When it comes to the Cultural Revolution in China, there are a million different aspects to mine when it comes to the minefield of destroyed lives. The renowned Chinese director Zhang Yimou takes a hard look at mental illness featuring his past muse Gong Li in a not-so-glamorous role, in the film Coming Home. Based on the novel The Criminal Lu Yanshi by Yan Geling, the film screened at the Glasgow Film Festival this year.
Li is heartbreakingly wretched as a wife and mother whose husband was imprisoned for more than a decade. After ten years of not seeing her professor-activist husband who has been sent to a re-education camp, she makes a desperate attempt to see him, only to be thwarted by her pubescent, brainwashed, ballerina daughter. Her mind is shattered afterward, and her emotions and memories get locked away in a tiny, safe place in her head.
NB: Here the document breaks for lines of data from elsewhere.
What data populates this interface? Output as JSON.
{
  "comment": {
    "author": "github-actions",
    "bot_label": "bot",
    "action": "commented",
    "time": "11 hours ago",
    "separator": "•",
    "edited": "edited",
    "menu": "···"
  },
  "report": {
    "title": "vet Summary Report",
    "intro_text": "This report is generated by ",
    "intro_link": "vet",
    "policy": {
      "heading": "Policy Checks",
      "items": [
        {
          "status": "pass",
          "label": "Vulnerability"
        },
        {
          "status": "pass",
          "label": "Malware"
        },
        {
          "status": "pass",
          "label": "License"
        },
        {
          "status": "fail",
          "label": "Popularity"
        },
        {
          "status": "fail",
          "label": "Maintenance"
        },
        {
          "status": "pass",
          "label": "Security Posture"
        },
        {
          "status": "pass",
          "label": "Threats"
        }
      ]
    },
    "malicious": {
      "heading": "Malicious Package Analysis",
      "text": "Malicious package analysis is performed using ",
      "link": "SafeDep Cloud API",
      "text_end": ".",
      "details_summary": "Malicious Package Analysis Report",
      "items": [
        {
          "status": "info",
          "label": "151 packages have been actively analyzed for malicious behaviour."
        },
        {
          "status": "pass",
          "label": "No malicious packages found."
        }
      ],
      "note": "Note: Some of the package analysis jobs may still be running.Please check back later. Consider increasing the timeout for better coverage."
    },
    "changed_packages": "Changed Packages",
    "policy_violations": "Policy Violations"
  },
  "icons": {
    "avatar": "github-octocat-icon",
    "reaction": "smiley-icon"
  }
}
In Li's previous collaborations with Zhang in Red Sorghum and Ju Dou, Li often plays the tragic heroine. Here, her acting chops take a different turn as a middle-aged emotional wreck and she poignantly takes hold of this challenging role with sensitivity and empathy. In her previous films, it was easy to relegate her as a face of classical Chinese looks, who often played into the oh-poor-me-I'm-a-beautiful-helpless-woman but she has evolved into a truly impressive actor rather than just a pretty face.
Kudos to Chen Daoming who plays the husband, exhibiting the most amount of grace, devotion and forgiveness in circumstances that have brought him from a prestigious university position to a cot in a shop storeroom. His wife no longer recognizes him when he returns from a labor camp, though she loyally awaits his return..
In six years, China is poised to have the largest movie audience in the world. It pays for non-Chinese filmmakers, especially from Hollywood, to pay attention to what makes a film tick for the mass market. Not to say the screenwriters and directors should be pandering and forgoing their artistic license but the Chinese audience is actually quite discerning.
Ultimately, Coming Home ends on a note about optimistic love, devotion, and the acceptance of torn lives that left me surprisingly teary eyed. As tragicomically ridiculous as the ending is, with the husband waiting by his wife's side for his own arrival, it's absolutely conceivable and realistic this happened for thousands of people in the great upheaval of China's societal revamp. The artistic collaboration between actress Gong Li and director Zhang Yimou has evolved into a deeper, more sympathetic depiction of the lives people end up with. Though it does not always look like a pretty picture, the beauty of survival and love can be immeasurable.